Either we consider that freedom of speech (or religion or RKBA or 'due process' or etc) is a fundamental unalienable right, above and beyond infringement by our form of government, or it's merely a "privilege," the regulation of which we just haven't delegated to the federal component of that government. Ya gotta pick one. If it's a "right," then "incorporation" by(/of/to/whatever) the several States is unavoidable, seems to me. Either that, or they can just leave the union. Serves 'em right, eh...?
As long as you're not directly endangering someone else's person or property -- and no matter how "offensive," as that's precisely what the First Amendment was designed to protect, after all -- flag-burning is political speech. As is book-burning, as are campaign contributions. And don't even get me started on the profound, compounded, convoluted insanity of house-of-worship "tax-exempt status." We simply do not surrender the right of speech to obtain the right of association. Or vice versa.
On the other hand, as 'South Park' has (unintentionally) taught us, some religions are evidently more equal than others. And from the same WSJ article, Mr. Pot, meet Mr. Kettle:
"America must contain this pastor if it wants to avoid a confrontation with the Muslim world," Mohsen Pak Aien, the head of Organization for Islamic Culture and Communication, told Iran's Tabnak news website.And get this...
"The dangers of this despicable action are clear to all. It will ignite massive fires of anger and hatred toward America. The U.S. government and president will be held accountable if this happens in their country," said Grand Ayatollah Lotfollah Sadeghi Golpaygani, according to Fars News....because you figure the president of this Constitutional Republic of expressly enumerated powers protecting open-ended rights has been delegated the authority to do what, exactly? Or do you mean it would be ok if only "this" happened outside "their country," like, say, the Middle East equivalent of the WTC?
The two top Arabic news channels, Al-Jazeera and Al-Arabiya, reported the news in the context of a backlash in the U.S. against Muslims, and questioned how U.S. leaders could continue calling for peace and religious tolerance in other countries, if these episodes continued to flare up in America.I do believe someone's referred to this concept as "blowback," in this case perhaps exacerbated by one faction's (hardly unique) hypocritical insistence that only the other faction's "leaders" exert control over -- or at the very least unequivocally denounce -- ostensibly rogue members of their "flocks."
Yet if Petraeus fears that "images of a burning Quran could be used to drum up anger toward the U.S. and potentially endanger troops," what the hell does he think invading and bombing might do? Has anybody asked him? But at base, we're talking about religions here -- including the one devoted to "the state," of course -- so what rationality can we expect, really?
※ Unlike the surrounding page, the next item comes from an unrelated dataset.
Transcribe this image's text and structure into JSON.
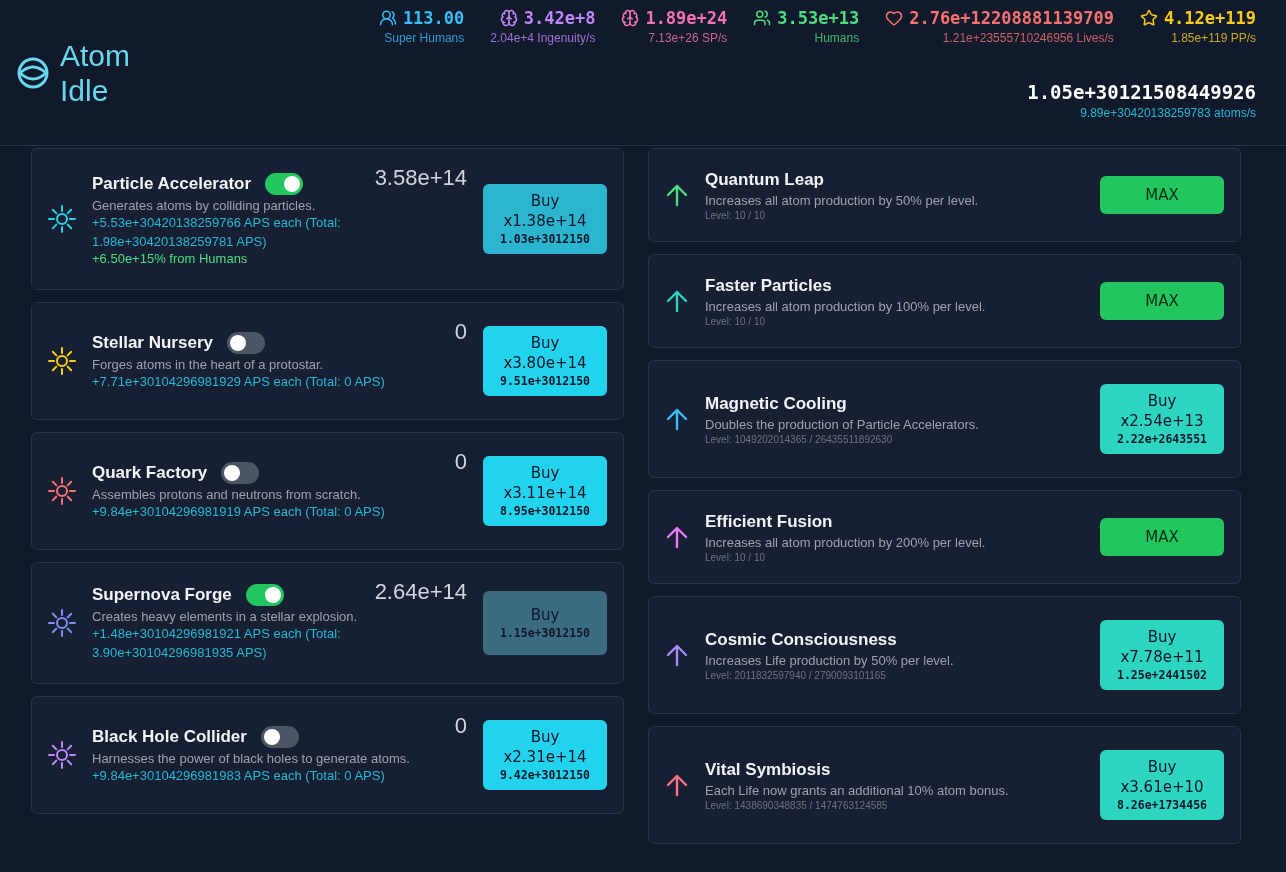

On to the mosque. If they own the property in south Manhattan, they have the right to decide what to do with it. If they don't get to decide what to do with it, then they really don't "own" it, now do they? Whoever does get to decide does "own" it, regardless of whatever level of substantive "investment" they may or may not have made. Simple. Where do politicians get off telling a private citizens what to do, indeed. Do any of us effectively own anything -- including our own bodies -- anymore...?
In any case, it certainly strikes me as a ridiculously expensive (including the required annual tribute to the state for the "privilege" of continuing to occupy it, of course) piece of property on which to be doing just about anything other than "obscenely" profitable commerce, but it's just not my call.
But if you, dear reader, don't want what they want for their property, if you're sufficiently committed to controlling it, I'm sure they would entertain sufficiently lofty offers. That's right: voluntary commerce. Put up or shut up. Or boycott. 'Course, if you're already that exercised over the issue, that probably won't be a hardship, I'm guessin'...
The Florida ACLU condemned Mr. Jones's message Wednesday as un-American but defended his right to free speech. "We cannot pick and choose who is protected by the Constitution," spokesman Brandon Hensler said. "We're very concerned about this wave of anti-Muslim sentiment. But the answer is not to infringe on their right to say what they want to say."Gosh, non-chauvinistic, non-jingoistic, uncompromising, nuanced yet consistent principle based on original intent. Liberty.
Ooo. This and this just in.
Say, are there any Toyota dealers on O'ahu? Anybody...?